Here is one truly intransitive use: William Shakespeare, The plays and poems, Volume 4: "Good Cromwell, neglect him not; make use now, and provide for thine own future safety". However, my understanding is that the sense of "make use" here is "help yourself" as in this other book: "And of whole Courage and Loyalty We shall look to make use, before We shall think of any Foreign Aid to Succour Us". Anyway, this other sense, if attested (can someone confirm this?), is a good reason to not turn this page into a redirect. — Xavier, 00:13, 7 October 2011 (UTC)

It's worth to notice that the "of" may disappear in some passive sentences. See the definition of "bolster" here: "a long ticking sack filled with feathers made use to raise or support a person's head in bed". Another example here: "... not because Water, which is the Fluid commonly made use for these Purposes, has no other Fluid Matter over, or above it, ...". This tends to confirm the opinion of those, like Ruakh and BD2412, who consider the "of" as a mere connector that should be omitted in the entry's title. — Xavier, 00:48, 7 October 2011 (UTC)

See also google books:"make use some of". There is a fair number of "make use some of" instead of "make use of some of". For example: "We could make use some of the pride that individuals have in their communities, in agriculture, in small towns, if we would offer agribonds at a lower rate ..." (here). Are all of these grammatical mistakes? — Xavier, 13:25, 8 October 2011 (UTC)
I think they are mistakes. Equinox 13:37, 8 October 2011 (UTC)
OK, thanks. Is it your opinion too for the passive form reported above? — Xavier, 21:08, 9 October 2011 (UTC)
Yes. "A sack...made raise" seems ungrammatical to me without the "of". Possibly it's an old-fashioned construct I've never encountered, but I doubt it. Equinox 22:04, 9 October 2011 (UTC)
FWIW it seems to me were actually arguing over the entry title, as make us of currently redirect to make use, we're merely proposing to reverse that. It's really a WT:RFM request. Mglovesfun (talk) 22:19, 9 October 2011 (UTC)

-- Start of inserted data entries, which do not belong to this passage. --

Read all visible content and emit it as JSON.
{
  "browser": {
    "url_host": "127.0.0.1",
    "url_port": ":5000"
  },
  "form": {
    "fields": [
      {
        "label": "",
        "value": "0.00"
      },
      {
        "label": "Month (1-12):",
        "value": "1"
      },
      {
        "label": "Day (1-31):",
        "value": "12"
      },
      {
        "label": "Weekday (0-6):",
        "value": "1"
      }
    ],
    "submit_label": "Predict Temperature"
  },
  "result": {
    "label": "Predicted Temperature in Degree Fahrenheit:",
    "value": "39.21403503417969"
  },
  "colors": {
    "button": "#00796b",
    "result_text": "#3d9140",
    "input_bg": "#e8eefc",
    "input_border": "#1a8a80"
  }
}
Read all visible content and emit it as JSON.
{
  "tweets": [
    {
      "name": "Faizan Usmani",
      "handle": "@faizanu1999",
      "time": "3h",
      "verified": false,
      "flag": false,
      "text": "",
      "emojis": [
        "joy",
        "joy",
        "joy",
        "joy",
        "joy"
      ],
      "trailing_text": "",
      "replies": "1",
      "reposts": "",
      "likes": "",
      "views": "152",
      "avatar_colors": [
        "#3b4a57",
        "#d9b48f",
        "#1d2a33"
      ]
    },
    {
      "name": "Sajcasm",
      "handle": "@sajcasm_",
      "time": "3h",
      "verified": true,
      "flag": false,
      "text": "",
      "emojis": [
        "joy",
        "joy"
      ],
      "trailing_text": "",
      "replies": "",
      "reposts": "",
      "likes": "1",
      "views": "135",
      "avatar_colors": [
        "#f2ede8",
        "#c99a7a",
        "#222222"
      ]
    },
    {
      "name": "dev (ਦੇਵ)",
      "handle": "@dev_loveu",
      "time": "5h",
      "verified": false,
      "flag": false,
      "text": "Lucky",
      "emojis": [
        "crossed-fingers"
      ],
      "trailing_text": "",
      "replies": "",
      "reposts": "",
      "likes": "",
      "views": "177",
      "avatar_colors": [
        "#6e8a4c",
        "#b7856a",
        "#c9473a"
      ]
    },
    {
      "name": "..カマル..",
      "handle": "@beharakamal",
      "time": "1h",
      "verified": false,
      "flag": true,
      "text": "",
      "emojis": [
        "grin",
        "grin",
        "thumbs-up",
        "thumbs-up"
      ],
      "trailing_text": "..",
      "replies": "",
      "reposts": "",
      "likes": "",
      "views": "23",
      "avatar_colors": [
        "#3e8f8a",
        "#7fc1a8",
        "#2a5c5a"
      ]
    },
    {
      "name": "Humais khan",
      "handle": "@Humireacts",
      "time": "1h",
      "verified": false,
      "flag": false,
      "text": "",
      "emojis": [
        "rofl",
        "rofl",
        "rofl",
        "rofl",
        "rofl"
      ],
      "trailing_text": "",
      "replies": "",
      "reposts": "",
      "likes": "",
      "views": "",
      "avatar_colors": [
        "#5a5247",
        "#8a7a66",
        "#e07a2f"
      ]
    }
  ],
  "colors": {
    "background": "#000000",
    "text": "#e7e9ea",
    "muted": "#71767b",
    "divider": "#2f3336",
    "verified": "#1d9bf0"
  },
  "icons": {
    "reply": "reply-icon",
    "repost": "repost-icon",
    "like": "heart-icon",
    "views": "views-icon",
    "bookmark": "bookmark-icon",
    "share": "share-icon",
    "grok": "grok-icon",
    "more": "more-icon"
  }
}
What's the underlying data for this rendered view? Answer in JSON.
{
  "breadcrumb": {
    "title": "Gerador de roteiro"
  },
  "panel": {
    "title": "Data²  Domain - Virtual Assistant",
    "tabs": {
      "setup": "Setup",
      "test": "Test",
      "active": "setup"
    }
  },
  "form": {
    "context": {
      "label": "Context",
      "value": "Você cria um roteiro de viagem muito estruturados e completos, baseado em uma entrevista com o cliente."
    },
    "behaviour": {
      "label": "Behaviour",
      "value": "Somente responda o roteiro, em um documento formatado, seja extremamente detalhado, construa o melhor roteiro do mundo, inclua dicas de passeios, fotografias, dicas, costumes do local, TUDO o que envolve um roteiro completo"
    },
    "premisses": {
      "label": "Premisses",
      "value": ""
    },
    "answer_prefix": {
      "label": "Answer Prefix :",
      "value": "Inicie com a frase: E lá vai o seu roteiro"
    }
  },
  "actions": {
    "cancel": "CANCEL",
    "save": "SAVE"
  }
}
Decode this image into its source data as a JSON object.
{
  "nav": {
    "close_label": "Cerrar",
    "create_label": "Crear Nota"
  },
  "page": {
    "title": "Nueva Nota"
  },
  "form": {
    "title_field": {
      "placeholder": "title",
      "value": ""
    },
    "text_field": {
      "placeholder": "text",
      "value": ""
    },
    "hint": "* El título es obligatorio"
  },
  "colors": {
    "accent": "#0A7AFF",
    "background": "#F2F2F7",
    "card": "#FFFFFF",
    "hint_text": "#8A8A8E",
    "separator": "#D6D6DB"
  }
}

Right. Struck, kept with the new context tag and usage note and redirect from make use of. - -sche (discuss) 05:09, 12 October 2011 (UTC)